TASK STATEMENT. Could you please retype all of the entries exactly as they appear?
———
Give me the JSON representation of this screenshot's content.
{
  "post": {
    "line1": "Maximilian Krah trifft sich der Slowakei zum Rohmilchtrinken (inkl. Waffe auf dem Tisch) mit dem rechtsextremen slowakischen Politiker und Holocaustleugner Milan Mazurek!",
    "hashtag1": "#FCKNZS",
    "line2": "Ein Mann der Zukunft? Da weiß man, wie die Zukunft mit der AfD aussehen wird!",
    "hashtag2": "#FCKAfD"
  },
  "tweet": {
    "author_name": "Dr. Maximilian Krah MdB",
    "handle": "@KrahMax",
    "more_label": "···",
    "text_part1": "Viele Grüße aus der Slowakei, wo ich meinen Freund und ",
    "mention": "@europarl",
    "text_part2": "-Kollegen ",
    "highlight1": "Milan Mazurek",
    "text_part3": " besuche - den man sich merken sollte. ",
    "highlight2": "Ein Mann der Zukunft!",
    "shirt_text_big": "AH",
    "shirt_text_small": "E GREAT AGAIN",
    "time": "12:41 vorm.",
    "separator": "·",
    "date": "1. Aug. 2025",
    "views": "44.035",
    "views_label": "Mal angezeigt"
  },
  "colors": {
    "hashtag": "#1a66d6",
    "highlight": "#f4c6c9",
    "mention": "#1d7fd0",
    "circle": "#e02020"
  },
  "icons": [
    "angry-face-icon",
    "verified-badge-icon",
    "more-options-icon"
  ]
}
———
OUTPUT OF THE TASK.
Give me the JSON representation of this screenshot's content.
{
  "post": {
    "line1": "Maximilian Krah trifft sich der Slowakei zum Rohmilchtrinken (inkl. Waffe auf dem Tisch) mit dem rechtsextremen slowakischen Politiker und Holocaustleugner Milan Mazurek!",
    "hashtag1": "#FCKNZS",
    "line2": "Ein Mann der Zukunft? Da weiß man, wie die Zukunft mit der AfD aussehen wird!",
    "hashtag2": "#FCKAfD"
  },
  "tweet": {
    "author_name": "Dr. Maximilian Krah MdB",
    "handle": "@KrahMax",
    "more_label": "···",
    "text_part1": "Viele Grüße aus der Slowakei, wo ich meinen Freund und ",
    "mention": "@europarl",
    "text_part2": "-Kollegen ",
    "highlight1": "Milan Mazurek",
    "text_part3": " besuche - den man sich merken sollte. ",
    "highlight2": "Ein Mann der Zukunft!",
    "shirt_text_big": "AH",
    "shirt_text_small": "E GREAT AGAIN",
    "time": "12:41 vorm.",
    "separator": "·",
    "date": "1. Aug. 2025",
    "views": "44.035",
    "views_label": "Mal angezeigt"
  },
  "colors": {
    "hashtag": "#1a66d6",
    "highlight": "#f4c6c9",
    "mention": "#1d7fd0",
    "circle": "#e02020"
  },
  "icons": [
    "angry-face-icon",
    "verified-badge-icon",
    "more-options-icon"
  ]
}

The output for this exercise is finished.